Two recent High Court cases have considered the principles underpinning the Court’s power to set aside or rescind a voluntary disposition on the grounds of mistake. In the cases of Hartogs v Sequent (Schweiz) and Payne v Tyler, the Court exercised its discretion to set aside the dispositions in question where there had been a mistake as to their tax consequences.
In Pitt v Holt  UKSC 26, the Supreme Court outlined a three-stage test for determining whether a voluntary disposition can be rescinded on the grounds of mistake.
If these three requirements are met then the Court must ask itself whether, in all the circumstances, viewed objectively, it would be unconscionable to allow the mistake to go uncorrected. This will be assessed by a close examination of the facts, including the circumstances of the mistake, its centrality to the transaction in question and the seriousness of its consequences.
The Claimant sought to rescind two voluntary transfers into non-UK trusts which had been made on the basis of erroneous professional advice that these structures would provide a tax efficient means of holding his assets. In fact, the advice failed to take into account that the Claimant had lost his non-domicile status and therefore the transfers resulted in immediate adverse inheritance tax consequences.
The Court allowed the claim after considering the principles in Pitt v Holt, bearing in mind the following factors:
The Court also highlighted that there is no reason why a mistake as to tax consequences should be treated differently to any other mistake.
However, the Court was keen to stress that this should not be viewed as a “get out of jail free” card, which might be invoked whenever a taxpayer found themselves with a charge to tax they had not anticipated. There were strict limits on the circumstances in which a transaction might be set aside on the grounds of mistake.
Trustees had executed a deed of appointment on the basis of specialist tax advice that had stated that there would be no adverse tax consequences as result of the appointment. This advice was incorrect and the trustees sought to rescind the appointment on the grounds of mistake.

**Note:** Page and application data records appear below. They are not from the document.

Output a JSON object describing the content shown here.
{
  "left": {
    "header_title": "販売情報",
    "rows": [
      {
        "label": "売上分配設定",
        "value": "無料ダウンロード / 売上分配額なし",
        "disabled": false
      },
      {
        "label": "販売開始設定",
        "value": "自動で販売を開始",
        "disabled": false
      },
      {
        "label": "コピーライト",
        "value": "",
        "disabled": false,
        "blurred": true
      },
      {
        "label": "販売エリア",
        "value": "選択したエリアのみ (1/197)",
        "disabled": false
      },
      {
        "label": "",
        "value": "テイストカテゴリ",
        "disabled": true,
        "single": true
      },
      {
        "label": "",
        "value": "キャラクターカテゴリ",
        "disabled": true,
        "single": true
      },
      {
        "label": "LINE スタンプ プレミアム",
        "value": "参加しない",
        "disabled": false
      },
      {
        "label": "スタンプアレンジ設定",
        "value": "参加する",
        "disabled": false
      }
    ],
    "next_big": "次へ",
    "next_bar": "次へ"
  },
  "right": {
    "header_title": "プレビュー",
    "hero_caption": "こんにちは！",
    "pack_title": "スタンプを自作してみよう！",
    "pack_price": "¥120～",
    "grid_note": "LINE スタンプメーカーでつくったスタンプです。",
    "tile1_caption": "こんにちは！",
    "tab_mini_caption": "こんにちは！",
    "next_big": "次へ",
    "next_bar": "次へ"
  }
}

Again, the Court allowed the rescission on the following basis:
Both cases provide valuable clarification as to the principles to be applied when seeking to rescind or set aside a voluntary disposition on the grounds of mistake, especially in the context of incorrect tax advice.
Mistakes as to tax consequences are clearly capable of being relieved. It also does not matter if granting relief would serve no practical purpose other than saving tax. Potential claimants should, however, be aware that making a claim in mistake is not a “catch all” solution to an unexpected tax bill: the criteria in Pitt v Holt must still be met.
Payne and another v Tyler and another  EWHC 2347 (Ch.)
Hartogs v Sequent (Schweiz) AG and others  EWHC 1915 (Ch)
This document provides a general summary and is for information/educational purposes only. It is not intended to be comprehensive, nor does it constitute legal advice. Specific legal advice should always be sought before taking or refraining from taking any action.